▶ _EXERCISE MATERIALS_
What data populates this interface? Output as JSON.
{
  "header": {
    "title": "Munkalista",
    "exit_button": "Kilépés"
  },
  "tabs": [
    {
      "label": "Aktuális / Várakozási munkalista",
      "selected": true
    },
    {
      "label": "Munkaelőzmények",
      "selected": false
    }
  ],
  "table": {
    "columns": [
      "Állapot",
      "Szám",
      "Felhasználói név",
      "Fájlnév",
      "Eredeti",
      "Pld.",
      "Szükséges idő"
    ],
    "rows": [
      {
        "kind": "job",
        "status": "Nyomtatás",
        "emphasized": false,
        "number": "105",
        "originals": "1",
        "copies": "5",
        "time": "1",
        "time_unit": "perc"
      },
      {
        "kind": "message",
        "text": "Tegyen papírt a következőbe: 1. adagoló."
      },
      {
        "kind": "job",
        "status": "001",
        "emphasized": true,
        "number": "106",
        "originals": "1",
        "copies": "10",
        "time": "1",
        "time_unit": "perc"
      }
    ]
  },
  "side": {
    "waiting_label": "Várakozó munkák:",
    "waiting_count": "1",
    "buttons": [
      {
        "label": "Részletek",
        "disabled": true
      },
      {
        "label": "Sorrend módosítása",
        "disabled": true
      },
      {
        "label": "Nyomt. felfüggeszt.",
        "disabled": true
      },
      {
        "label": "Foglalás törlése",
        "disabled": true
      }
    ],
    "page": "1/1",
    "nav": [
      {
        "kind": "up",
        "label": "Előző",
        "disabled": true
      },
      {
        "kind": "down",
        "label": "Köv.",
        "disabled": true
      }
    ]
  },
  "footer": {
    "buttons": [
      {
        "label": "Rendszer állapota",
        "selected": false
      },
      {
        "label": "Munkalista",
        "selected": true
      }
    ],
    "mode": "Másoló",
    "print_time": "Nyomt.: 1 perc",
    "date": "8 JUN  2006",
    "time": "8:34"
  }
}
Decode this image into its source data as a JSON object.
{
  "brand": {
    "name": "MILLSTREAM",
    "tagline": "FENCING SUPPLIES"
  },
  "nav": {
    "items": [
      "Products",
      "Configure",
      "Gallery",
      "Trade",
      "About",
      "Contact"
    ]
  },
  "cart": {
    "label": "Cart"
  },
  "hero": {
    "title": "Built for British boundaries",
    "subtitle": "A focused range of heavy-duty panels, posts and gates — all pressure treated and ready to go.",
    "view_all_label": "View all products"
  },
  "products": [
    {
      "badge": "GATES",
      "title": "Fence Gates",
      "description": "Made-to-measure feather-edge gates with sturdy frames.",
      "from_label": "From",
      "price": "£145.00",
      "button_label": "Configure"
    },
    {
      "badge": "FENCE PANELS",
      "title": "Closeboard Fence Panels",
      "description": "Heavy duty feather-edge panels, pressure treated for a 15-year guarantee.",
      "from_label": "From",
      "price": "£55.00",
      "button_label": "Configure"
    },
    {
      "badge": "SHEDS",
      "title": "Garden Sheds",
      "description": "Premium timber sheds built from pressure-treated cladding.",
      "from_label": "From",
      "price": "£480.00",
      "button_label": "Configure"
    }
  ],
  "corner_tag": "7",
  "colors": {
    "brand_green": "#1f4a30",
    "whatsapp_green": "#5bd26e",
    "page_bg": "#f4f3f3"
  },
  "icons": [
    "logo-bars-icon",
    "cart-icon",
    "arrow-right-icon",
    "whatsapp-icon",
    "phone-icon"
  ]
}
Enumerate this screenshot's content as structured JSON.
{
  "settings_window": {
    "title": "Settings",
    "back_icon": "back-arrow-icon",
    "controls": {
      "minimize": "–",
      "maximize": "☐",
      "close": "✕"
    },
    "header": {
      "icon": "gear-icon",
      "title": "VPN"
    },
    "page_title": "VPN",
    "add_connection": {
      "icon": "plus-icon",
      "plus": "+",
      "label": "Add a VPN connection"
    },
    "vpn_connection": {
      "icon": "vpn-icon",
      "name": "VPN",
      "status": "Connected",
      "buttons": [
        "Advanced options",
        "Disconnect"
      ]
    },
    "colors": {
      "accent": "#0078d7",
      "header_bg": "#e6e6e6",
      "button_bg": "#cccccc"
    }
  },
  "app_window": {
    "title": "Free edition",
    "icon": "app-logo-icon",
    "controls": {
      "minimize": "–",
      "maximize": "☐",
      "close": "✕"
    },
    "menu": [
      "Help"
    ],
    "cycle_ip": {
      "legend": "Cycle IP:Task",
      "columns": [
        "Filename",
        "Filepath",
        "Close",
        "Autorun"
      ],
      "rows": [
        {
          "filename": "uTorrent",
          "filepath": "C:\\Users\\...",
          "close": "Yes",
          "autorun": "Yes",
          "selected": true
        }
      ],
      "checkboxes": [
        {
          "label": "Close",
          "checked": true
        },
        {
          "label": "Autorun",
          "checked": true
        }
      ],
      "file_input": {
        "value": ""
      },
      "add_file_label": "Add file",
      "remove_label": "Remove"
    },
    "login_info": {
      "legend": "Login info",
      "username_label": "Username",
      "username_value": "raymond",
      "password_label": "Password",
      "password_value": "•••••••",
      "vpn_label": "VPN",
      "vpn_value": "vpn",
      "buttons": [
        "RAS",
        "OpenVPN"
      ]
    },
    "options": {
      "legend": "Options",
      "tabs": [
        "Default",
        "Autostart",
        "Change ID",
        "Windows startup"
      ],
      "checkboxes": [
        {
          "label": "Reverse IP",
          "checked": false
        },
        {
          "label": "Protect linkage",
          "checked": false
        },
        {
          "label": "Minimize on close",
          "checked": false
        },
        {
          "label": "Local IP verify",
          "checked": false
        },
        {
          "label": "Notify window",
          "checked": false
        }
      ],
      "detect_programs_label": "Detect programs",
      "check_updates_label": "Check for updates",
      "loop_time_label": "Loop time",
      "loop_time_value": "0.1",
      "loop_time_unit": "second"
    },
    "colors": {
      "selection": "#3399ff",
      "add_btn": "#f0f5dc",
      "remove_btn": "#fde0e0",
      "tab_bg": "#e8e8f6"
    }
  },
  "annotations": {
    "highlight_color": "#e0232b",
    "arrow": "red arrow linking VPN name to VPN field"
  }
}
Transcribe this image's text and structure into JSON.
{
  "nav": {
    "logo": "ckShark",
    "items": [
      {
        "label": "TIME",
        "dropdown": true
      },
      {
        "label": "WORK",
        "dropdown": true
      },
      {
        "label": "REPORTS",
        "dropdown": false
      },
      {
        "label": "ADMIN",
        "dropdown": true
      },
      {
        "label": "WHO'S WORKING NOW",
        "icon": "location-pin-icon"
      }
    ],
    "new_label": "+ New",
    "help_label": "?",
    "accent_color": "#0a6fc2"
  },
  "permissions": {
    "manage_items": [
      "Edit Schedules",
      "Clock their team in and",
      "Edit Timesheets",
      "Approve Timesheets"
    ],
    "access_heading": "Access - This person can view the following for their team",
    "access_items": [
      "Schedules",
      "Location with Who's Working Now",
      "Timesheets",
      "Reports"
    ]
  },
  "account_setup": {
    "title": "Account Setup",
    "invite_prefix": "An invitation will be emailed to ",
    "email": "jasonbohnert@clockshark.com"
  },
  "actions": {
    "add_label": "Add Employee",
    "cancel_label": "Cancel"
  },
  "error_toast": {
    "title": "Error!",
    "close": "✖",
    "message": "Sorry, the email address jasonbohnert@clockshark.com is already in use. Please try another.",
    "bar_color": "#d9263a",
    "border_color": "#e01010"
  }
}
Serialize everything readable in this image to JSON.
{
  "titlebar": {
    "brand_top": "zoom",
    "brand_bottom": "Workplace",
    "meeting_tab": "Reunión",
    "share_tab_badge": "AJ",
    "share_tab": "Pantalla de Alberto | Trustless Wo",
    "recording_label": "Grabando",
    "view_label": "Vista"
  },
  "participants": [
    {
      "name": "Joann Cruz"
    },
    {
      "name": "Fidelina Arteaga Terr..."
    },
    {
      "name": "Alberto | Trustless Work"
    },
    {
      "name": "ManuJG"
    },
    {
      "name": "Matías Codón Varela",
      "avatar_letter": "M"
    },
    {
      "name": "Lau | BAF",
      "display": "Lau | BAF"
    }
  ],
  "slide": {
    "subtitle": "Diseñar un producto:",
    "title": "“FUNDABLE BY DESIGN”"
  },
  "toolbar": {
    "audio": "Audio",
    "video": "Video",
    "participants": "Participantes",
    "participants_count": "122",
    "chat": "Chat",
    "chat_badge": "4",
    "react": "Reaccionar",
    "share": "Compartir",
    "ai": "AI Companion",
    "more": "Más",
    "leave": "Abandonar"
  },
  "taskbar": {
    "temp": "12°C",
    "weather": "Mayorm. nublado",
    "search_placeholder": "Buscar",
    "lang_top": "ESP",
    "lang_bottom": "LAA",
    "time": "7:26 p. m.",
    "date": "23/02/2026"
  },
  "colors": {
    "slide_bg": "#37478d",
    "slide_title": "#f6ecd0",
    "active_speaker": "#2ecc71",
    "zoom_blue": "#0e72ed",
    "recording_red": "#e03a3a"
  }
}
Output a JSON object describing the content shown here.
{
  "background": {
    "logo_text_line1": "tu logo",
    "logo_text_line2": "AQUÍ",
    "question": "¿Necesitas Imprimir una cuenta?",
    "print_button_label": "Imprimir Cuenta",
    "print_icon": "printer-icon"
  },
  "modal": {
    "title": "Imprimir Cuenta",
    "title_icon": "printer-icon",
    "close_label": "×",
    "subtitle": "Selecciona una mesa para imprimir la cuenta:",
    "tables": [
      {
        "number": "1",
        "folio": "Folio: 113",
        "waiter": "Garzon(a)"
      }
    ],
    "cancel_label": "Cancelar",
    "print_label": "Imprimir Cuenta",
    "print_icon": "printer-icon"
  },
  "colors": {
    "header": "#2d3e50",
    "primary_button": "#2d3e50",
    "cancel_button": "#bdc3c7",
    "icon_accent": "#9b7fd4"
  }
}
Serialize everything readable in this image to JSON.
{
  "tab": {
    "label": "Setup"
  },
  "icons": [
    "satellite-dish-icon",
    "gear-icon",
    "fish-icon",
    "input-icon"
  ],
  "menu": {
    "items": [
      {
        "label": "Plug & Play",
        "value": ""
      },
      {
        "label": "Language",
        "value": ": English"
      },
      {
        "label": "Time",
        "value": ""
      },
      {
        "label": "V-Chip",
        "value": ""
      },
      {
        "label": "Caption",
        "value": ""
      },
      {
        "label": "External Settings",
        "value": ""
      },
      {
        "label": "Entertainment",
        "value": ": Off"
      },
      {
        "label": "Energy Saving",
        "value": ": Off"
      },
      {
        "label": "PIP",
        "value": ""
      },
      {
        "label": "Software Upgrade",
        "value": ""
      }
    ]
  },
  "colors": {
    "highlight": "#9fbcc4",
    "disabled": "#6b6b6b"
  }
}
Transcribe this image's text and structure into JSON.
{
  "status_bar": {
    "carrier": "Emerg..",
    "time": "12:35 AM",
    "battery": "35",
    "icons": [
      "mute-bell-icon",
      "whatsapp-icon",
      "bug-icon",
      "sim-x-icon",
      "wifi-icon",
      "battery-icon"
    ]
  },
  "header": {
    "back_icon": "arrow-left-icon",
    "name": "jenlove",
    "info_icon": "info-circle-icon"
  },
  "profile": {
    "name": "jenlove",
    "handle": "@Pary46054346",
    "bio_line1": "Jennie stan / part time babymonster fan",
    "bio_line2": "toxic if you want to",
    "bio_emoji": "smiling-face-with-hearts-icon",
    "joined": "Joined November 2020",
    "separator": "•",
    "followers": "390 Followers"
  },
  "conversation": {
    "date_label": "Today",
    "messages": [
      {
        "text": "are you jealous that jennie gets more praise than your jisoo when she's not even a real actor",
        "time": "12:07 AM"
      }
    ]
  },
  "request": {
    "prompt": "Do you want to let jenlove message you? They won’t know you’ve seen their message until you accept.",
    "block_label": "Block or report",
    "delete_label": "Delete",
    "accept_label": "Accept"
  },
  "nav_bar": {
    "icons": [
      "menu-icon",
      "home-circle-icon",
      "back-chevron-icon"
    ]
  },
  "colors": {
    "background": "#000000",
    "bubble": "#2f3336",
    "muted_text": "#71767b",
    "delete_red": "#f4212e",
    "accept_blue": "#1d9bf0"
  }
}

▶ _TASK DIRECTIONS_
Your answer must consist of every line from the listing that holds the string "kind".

▶ _EXERCISE RESULT_
        "kind": "job",
        "kind": "message",
        "kind": "job",
        "kind": "up",
        "kind": "down",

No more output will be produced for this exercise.